Building Enclosure: Building Science - Intro Moisture Flow
Applied building science involves four different moisture transport means and the effects of that moisture flow:
- Bulk water transfer (rain, snow, or groundwater)
- Capillary movement (capillarity)
- Air-carried moisture
- Vapor dispersion.
Controlling bulk water involves directing it away from the home and sealing holes where water might come through.
Capillary action is addressed by providing a capillary “break” in the form of an impermeable material, or by leaving air spaces that are too large for capillarity to occur.
The best way to keep moist outside air out of the building is through effective sealing against infiltration, sealing the ductwork, and pressure-balancing the HVAC system.
Vapor retarders can be applied in a home’s crawlspace to prevent ground moisture from evaporating and traveling up into the home. Often, building codes require vapor-retarding materials to be applied under wall board to prevent vapor diffusion from bringing water into the structural assemblies.
Controlling moisture flow in a home is essential for occupant health and safety, comfort, building durability and energy efficiency. Mold and bacteria growths have unpleasant smells, are unsightly, and a cause of wood rot; they can also cause asthma and allergic reactions in many individuals.
Excess moisture (particularly in the air) encourages dust mites and cockroaches, and their droppings can cause asthma and allergic reactions in many people. What’s more, increased use of insecticides can cause allergic reactions, especially in young children.
Moisture can attack a home’s durability in many ways. For example, moisture in the air can become trapped in building structural assemblies, possibly leading to mold growth, rot, or insect infestation.
The best ways to prevent moisture flow problems will depend on the climate, type of insulation, and style of construction. New homes need a water-managed foundation. General guidelines that apply in most conditions include:
- Keep any untreated wood materials away from direct contact with earth.
- Install gutters and downspouts connected to a well-planned drainage system that diverts rainwater completely away from the home.
- Slope the earth away from all sides of the house for at least 5 feet at a 5% grade or more. Install drainage swales to help direct rainwater away from the house.
- Insert a gasket under the sill plate to provide air sealing.
- Place a protective membrane, such as rubberized roofing or ice-dam protection, between the foundation and the sill plate to serve as a capillary break and reduce wicking of water up from the masonry foundation wall. This layer can also serve as a termite shield on top of foam board insulation.
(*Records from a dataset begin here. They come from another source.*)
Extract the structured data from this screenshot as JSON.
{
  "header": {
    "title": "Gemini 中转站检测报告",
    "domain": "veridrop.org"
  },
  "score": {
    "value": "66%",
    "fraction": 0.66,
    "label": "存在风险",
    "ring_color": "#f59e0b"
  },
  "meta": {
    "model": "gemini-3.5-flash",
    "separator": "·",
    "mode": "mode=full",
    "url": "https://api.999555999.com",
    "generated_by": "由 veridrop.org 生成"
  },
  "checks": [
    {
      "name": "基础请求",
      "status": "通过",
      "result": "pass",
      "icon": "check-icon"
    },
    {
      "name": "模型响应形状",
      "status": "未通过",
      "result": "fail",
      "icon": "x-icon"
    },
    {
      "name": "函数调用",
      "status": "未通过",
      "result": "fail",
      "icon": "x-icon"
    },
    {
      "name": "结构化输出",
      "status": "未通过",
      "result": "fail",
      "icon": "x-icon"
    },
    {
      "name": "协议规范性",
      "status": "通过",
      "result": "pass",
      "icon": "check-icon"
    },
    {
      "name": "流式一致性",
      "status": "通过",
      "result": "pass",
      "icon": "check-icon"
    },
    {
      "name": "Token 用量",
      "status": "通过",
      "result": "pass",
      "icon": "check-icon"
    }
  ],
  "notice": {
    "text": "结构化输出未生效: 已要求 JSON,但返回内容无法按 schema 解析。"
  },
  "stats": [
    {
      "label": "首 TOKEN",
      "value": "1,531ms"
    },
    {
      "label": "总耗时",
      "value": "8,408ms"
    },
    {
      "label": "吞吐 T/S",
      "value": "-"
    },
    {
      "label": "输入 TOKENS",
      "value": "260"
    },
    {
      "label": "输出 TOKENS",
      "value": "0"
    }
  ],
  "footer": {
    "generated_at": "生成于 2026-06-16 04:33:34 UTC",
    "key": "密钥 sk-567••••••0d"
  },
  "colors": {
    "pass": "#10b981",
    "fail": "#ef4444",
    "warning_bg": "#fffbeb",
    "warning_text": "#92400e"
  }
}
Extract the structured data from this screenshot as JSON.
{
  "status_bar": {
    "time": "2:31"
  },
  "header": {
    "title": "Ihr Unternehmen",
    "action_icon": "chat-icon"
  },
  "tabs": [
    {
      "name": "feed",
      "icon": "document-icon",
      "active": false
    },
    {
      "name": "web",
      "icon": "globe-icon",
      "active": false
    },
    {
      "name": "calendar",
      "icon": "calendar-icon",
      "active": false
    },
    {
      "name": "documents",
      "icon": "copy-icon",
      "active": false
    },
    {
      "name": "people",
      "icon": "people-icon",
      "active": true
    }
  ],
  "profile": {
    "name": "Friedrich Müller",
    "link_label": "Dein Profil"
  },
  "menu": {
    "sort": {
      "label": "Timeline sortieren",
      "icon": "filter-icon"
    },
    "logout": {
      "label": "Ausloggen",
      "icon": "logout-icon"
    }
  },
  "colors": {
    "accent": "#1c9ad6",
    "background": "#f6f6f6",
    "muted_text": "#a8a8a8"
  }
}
- Damp-proof all below-grade portions of the foundation wall and footing to stop the wall from absorbing ground moisture by capillary action.
- Put a continuous drainage plane over the damp-proofing or exterior insulation to divert water to the foundation drain and relieve hydrostatic pressure.
- Put a foundation drain directly below the drainage plane and beside (not on top of) the footing to prevent water from flowing against the seam between the footing and the foundation wall. Surround a perforated 4-inch plastic drainpipe with gravel and wrap the drain and pipe with filter fabric.
- Underneath the basement or on-grade slab floor, place a capillary break and vapor diffusion retarder (this should be a layer of 6- to 10-mil polyethylene) over at least 4 inches of gravel.